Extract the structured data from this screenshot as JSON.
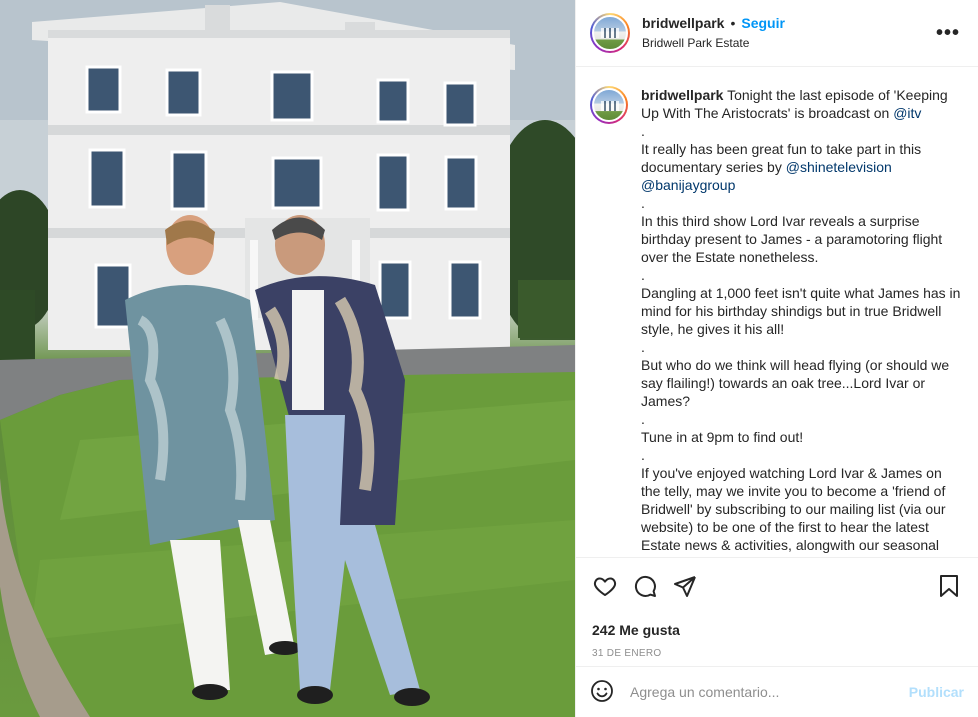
{
  "post": {
    "username": "bridwellpark",
    "follow_label": "Seguir",
    "separator": "•",
    "location": "Bridwell Park Estate",
    "more_label": "•••",
    "image_alt": "Two men in ornate paisley coats standing on the lawn in front of a white Georgian house"
  },
  "caption": {
    "username": "bridwellpark",
    "segments": [
      {
        "text": "Tonight the last episode of 'Keeping Up With The Aristocrats' is broadcast on ",
        "type": "text"
      },
      {
        "text": "@itv",
        "type": "mention"
      },
      {
        "text": "\n.\nIt really has been great fun to take part in this documentary series by ",
        "type": "text"
      },
      {
        "text": "@shinetelevision",
        "type": "mention"
      },
      {
        "text": "\n",
        "type": "text"
      },
      {
        "text": "@banijaygroup",
        "type": "mention"
      },
      {
        "text": "\n.\nIn this third show Lord Ivar reveals a surprise birthday present to James - a paramotoring flight over the Estate nonetheless.\n.\nDangling at 1,000 feet isn't quite what James has in mind for his birthday shindigs but in true Bridwell style, he gives it his all!\n.\nBut who do we think will head flying (or should we say flailing!) towards an oak tree...Lord Ivar or James?\n.\nTune in at 9pm to find out!\n.\nIf you've enjoyed watching Lord Ivar & James on the telly, may we invite you to become a 'friend of Bridwell' by subscribing to our mailing list (via our website) to be one of the first to hear the latest Estate news & activities, alongwith our seasonal",
        "type": "text"
      }
    ]
  },
  "actions": {
    "like_icon": "heart-icon",
    "comment_icon": "comment-icon",
    "share_icon": "paper-plane-icon",
    "save_icon": "bookmark-icon"
  },
  "likes_label": "242 Me gusta",
  "date_label": "31 DE ENERO",
  "comment": {
    "placeholder": "Agrega un comentario...",
    "post_label": "Publicar",
    "emoji_icon": "smiley-icon"
  },
  "colors": {
    "accent": "#0095f6",
    "mention": "#00376b",
    "post_disabled": "#b2dffc",
    "muted": "#8e8e8e"
  }
}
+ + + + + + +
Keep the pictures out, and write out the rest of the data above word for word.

**Answer to the problem:**
Extract the structured data from this screenshot as JSON.
{
  "post": {
    "username": "bridwellpark",
    "follow_label": "Seguir",
    "separator": "•",
    "location": "Bridwell Park Estate",
    "more_label": "•••",
    "image_alt": "Two men in ornate paisley coats standing on the lawn in front of a white Georgian house"
  },
  "caption": {
    "username": "bridwellpark",
    "segments": [
      {
        "text": "Tonight the last episode of 'Keeping Up With The Aristocrats' is broadcast on ",
        "type": "text"
      },
      {
        "text": "@itv",
        "type": "mention"
      },
      {
        "text": "\n.\nIt really has been great fun to take part in this documentary series by ",
        "type": "text"
      },
      {
        "text": "@shinetelevision",
        "type": "mention"
      },
      {
        "text": "\n",
        "type": "text"
      },
      {
        "text": "@banijaygroup",
        "type": "mention"
      },
      {
        "text": "\n.\nIn this third show Lord Ivar reveals a surprise birthday present to James - a paramotoring flight over the Estate nonetheless.\n.\nDangling at 1,000 feet isn't quite what James has in mind for his birthday shindigs but in true Bridwell style, he gives it his all!\n.\nBut who do we think will head flying (or should we say flailing!) towards an oak tree...Lord Ivar or James?\n.\nTune in at 9pm to find out!\n.\nIf you've enjoyed watching Lord Ivar & James on the telly, may we invite you to become a 'friend of Bridwell' by subscribing to our mailing list (via our website) to be one of the first to hear the latest Estate news & activities, alongwith our seasonal",
        "type": "text"
      }
    ]
  },
  "actions": {
    "like_icon": "heart-icon",
    "comment_icon": "comment-icon",
    "share_icon": "paper-plane-icon",
    "save_icon": "bookmark-icon"
  },
  "likes_label": "242 Me gusta",
  "date_label": "31 DE ENERO",
  "comment": {
    "placeholder": "Agrega un comentario...",
    "post_label": "Publicar",
    "emoji_icon": "smiley-icon"
  },
  "colors": {
    "accent": "#0095f6",
    "mention": "#00376b",
    "post_disabled": "#b2dffc",
    "muted": "#8e8e8e"
  }
}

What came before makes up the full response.